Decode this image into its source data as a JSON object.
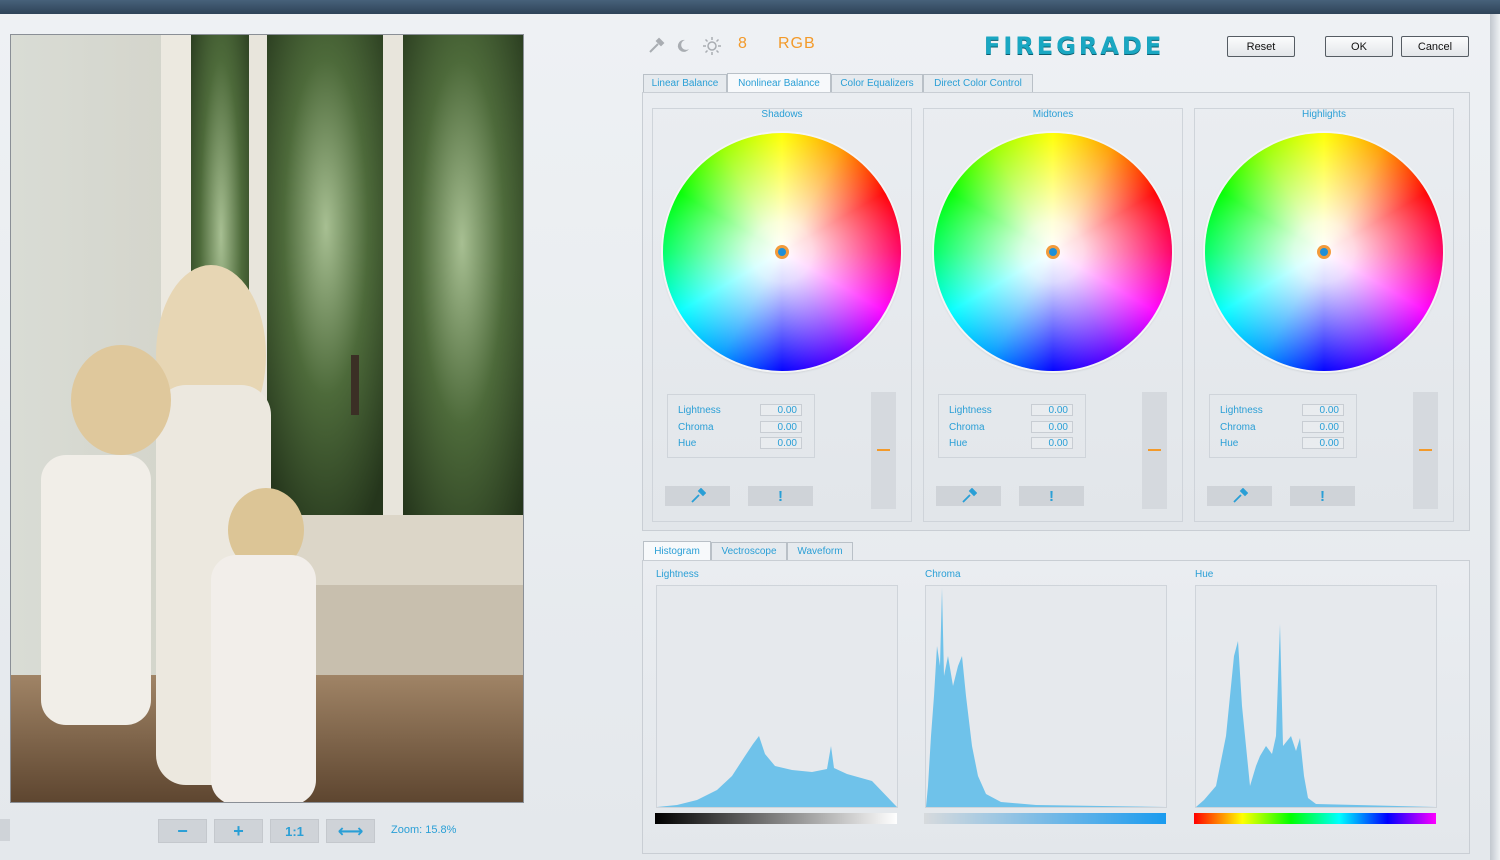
{
  "toolbar": {
    "icons": [
      "eyedropper-icon",
      "moon-icon",
      "sun-icon"
    ],
    "bit_depth": "8",
    "color_mode": "RGB",
    "logo": "FIREGRADE",
    "reset_label": "Reset",
    "ok_label": "OK",
    "cancel_label": "Cancel"
  },
  "tabs": [
    {
      "label": "Linear Balance",
      "active": false
    },
    {
      "label": "Nonlinear Balance",
      "active": true
    },
    {
      "label": "Color Equalizers",
      "active": false
    },
    {
      "label": "Direct Color Control",
      "active": false
    }
  ],
  "sections": [
    {
      "title": "Shadows",
      "lightness_label": "Lightness",
      "lightness": "0.00",
      "chroma_label": "Chroma",
      "chroma": "0.00",
      "hue_label": "Hue",
      "hue": "0.00",
      "picker_icon": "eyedropper-icon",
      "reset_glyph": "!"
    },
    {
      "title": "Midtones",
      "lightness_label": "Lightness",
      "lightness": "0.00",
      "chroma_label": "Chroma",
      "chroma": "0.00",
      "hue_label": "Hue",
      "hue": "0.00",
      "picker_icon": "eyedropper-icon",
      "reset_glyph": "!"
    },
    {
      "title": "Highlights",
      "lightness_label": "Lightness",
      "lightness": "0.00",
      "chroma_label": "Chroma",
      "chroma": "0.00",
      "hue_label": "Hue",
      "hue": "0.00",
      "picker_icon": "eyedropper-icon",
      "reset_glyph": "!"
    }
  ],
  "analysis_tabs": [
    {
      "label": "Histogram",
      "active": true
    },
    {
      "label": "Vectroscope",
      "active": false
    },
    {
      "label": "Waveform",
      "active": false
    }
  ],
  "histograms": [
    {
      "label": "Lightness"
    },
    {
      "label": "Chroma"
    },
    {
      "label": "Hue"
    }
  ],
  "zoom": {
    "buttons": [
      {
        "glyph": "−",
        "icon": "zoom-out-icon"
      },
      {
        "glyph": "+",
        "icon": "zoom-in-icon"
      },
      {
        "glyph": "1:1",
        "icon": "actual-size-icon"
      },
      {
        "glyph": "⟷",
        "icon": "fit-width-icon"
      }
    ],
    "label": "Zoom: 15.8%"
  },
  "colors": {
    "accent": "#2a9fd6",
    "orange": "#f39a2a",
    "histogram_fill": "#6fc2ea"
  }
}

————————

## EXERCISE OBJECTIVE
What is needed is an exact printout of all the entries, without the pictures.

## RESULT FOR THIS TASK
Decode this image into its source data as a JSON object.
{
  "toolbar": {
    "icons": [
      "eyedropper-icon",
      "moon-icon",
      "sun-icon"
    ],
    "bit_depth": "8",
    "color_mode": "RGB",
    "logo": "FIREGRADE",
    "reset_label": "Reset",
    "ok_label": "OK",
    "cancel_label": "Cancel"
  },
  "tabs": [
    {
      "label": "Linear Balance",
      "active": false
    },
    {
      "label": "Nonlinear Balance",
      "active": true
    },
    {
      "label": "Color Equalizers",
      "active": false
    },
    {
      "label": "Direct Color Control",
      "active": false
    }
  ],
  "sections": [
    {
      "title": "Shadows",
      "lightness_label": "Lightness",
      "lightness": "0.00",
      "chroma_label": "Chroma",
      "chroma": "0.00",
      "hue_label": "Hue",
      "hue": "0.00",
      "picker_icon": "eyedropper-icon",
      "reset_glyph": "!"
    },
    {
      "title": "Midtones",
      "lightness_label": "Lightness",
      "lightness": "0.00",
      "chroma_label": "Chroma",
      "chroma": "0.00",
      "hue_label": "Hue",
      "hue": "0.00",
      "picker_icon": "eyedropper-icon",
      "reset_glyph": "!"
    },
    {
      "title": "Highlights",
      "lightness_label": "Lightness",
      "lightness": "0.00",
      "chroma_label": "Chroma",
      "chroma": "0.00",
      "hue_label": "Hue",
      "hue": "0.00",
      "picker_icon": "eyedropper-icon",
      "reset_glyph": "!"
    }
  ],
  "analysis_tabs": [
    {
      "label": "Histogram",
      "active": true
    },
    {
      "label": "Vectroscope",
      "active": false
    },
    {
      "label": "Waveform",
      "active": false
    }
  ],
  "histograms": [
    {
      "label": "Lightness"
    },
    {
      "label": "Chroma"
    },
    {
      "label": "Hue"
    }
  ],
  "zoom": {
    "buttons": [
      {
        "glyph": "−",
        "icon": "zoom-out-icon"
      },
      {
        "glyph": "+",
        "icon": "zoom-in-icon"
      },
      {
        "glyph": "1:1",
        "icon": "actual-size-icon"
      },
      {
        "glyph": "⟷",
        "icon": "fit-width-icon"
      }
    ],
    "label": "Zoom: 15.8%"
  },
  "colors": {
    "accent": "#2a9fd6",
    "orange": "#f39a2a",
    "histogram_fill": "#6fc2ea"
  }
}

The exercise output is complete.